• **Exercise goal**: Pictures aside, write out the data exactly as it reads.
[[ Data, beginning ]]
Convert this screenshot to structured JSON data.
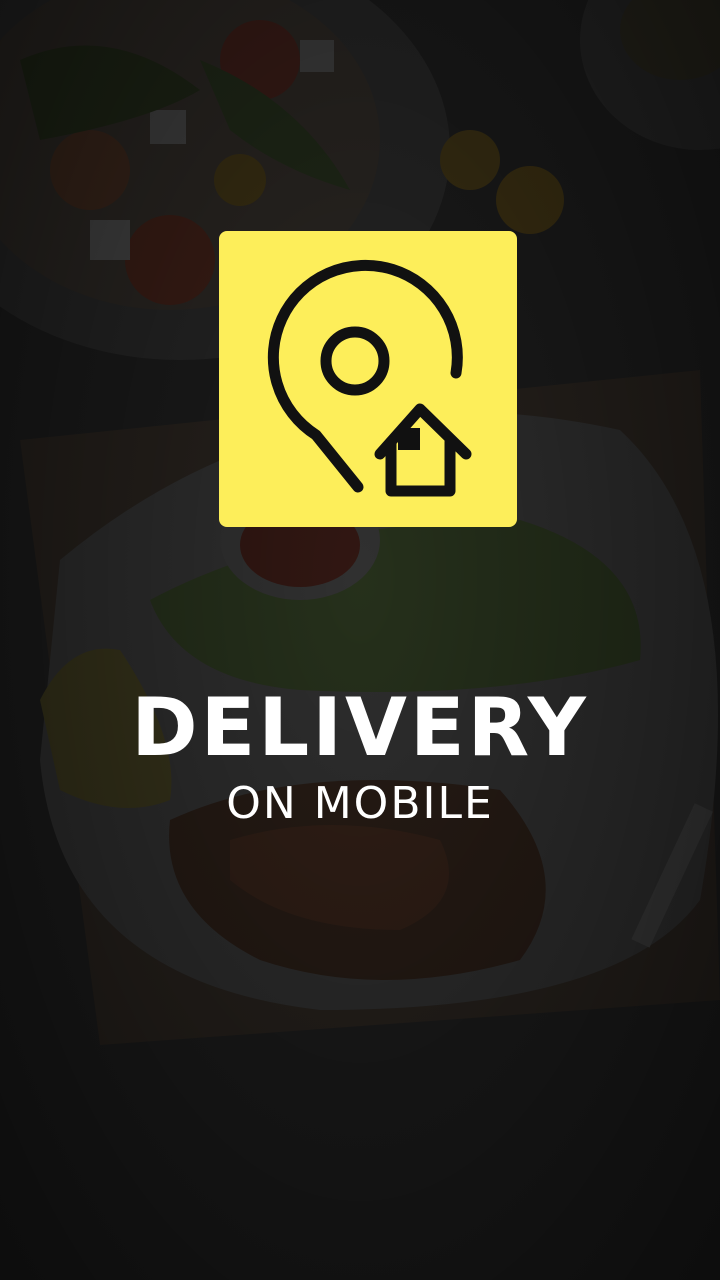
{
  "splash": {
    "logo_icon": "location-pin-home-icon",
    "title": "DELIVERY",
    "subtitle": "ON MOBILE"
  },
  "colors": {
    "logo_background": "#fdee5a",
    "logo_stroke": "#111111",
    "text": "#ffffff",
    "overlay": "#1c1c1c"
  }
}
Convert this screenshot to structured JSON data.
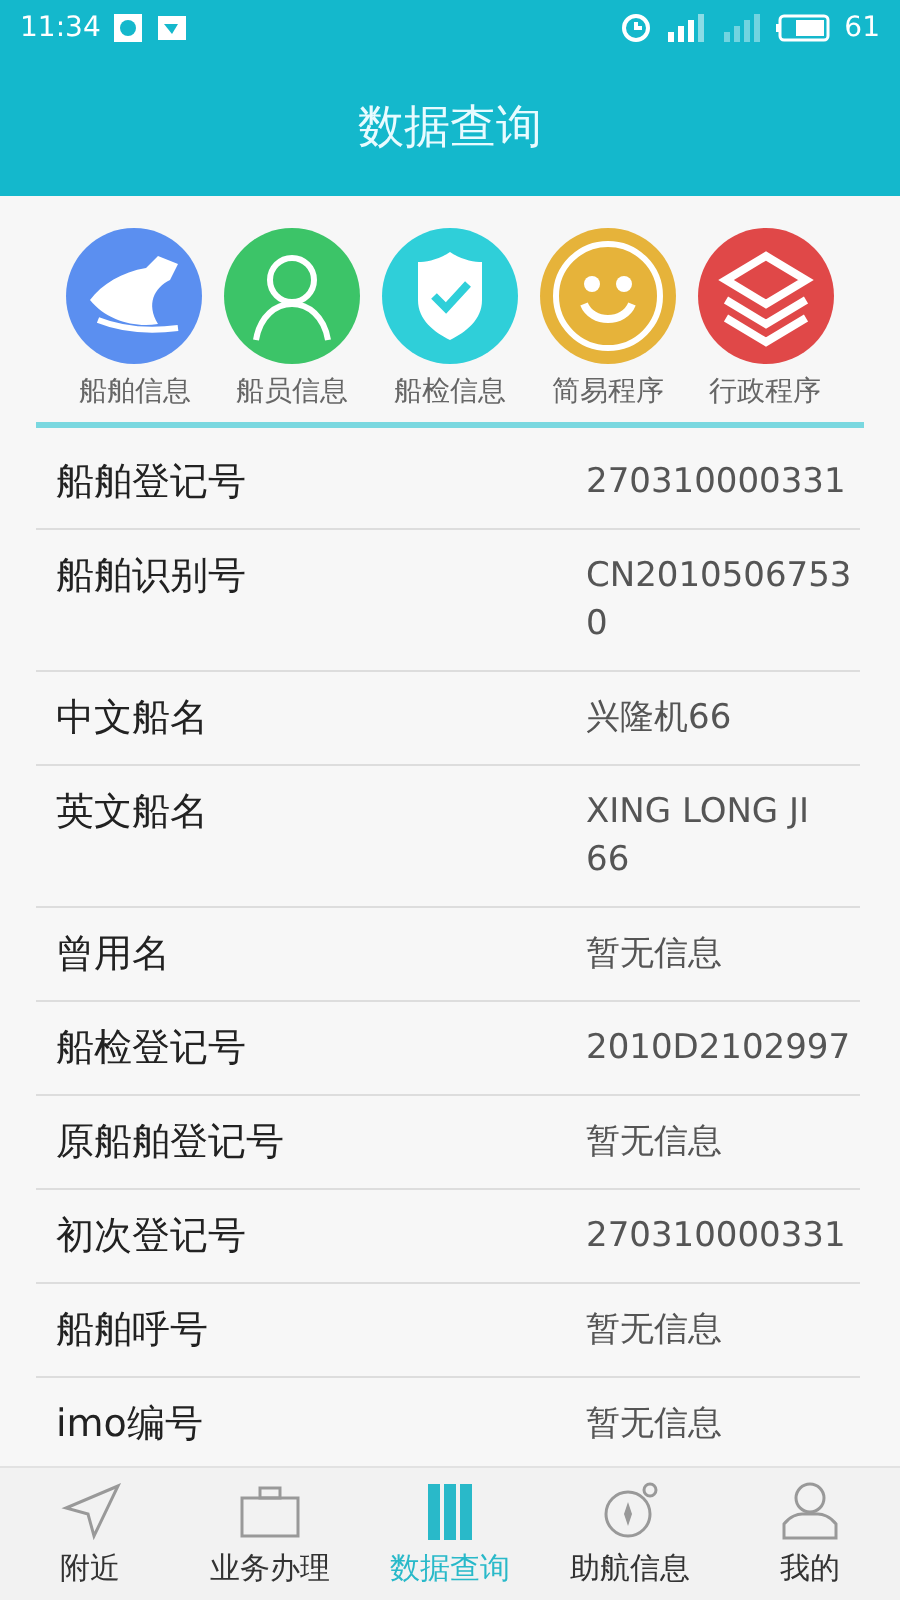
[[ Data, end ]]
• **Result**:
Convert this screenshot to structured JSON data.
{
  "splash": {
    "logo_icon": "location-pin-home-icon",
    "title": "DELIVERY",
    "subtitle": "ON MOBILE"
  },
  "colors": {
    "logo_background": "#fdee5a",
    "logo_stroke": "#111111",
    "text": "#ffffff",
    "overlay": "#1c1c1c"
  }
}
Convert this screenshot to structured JSON data.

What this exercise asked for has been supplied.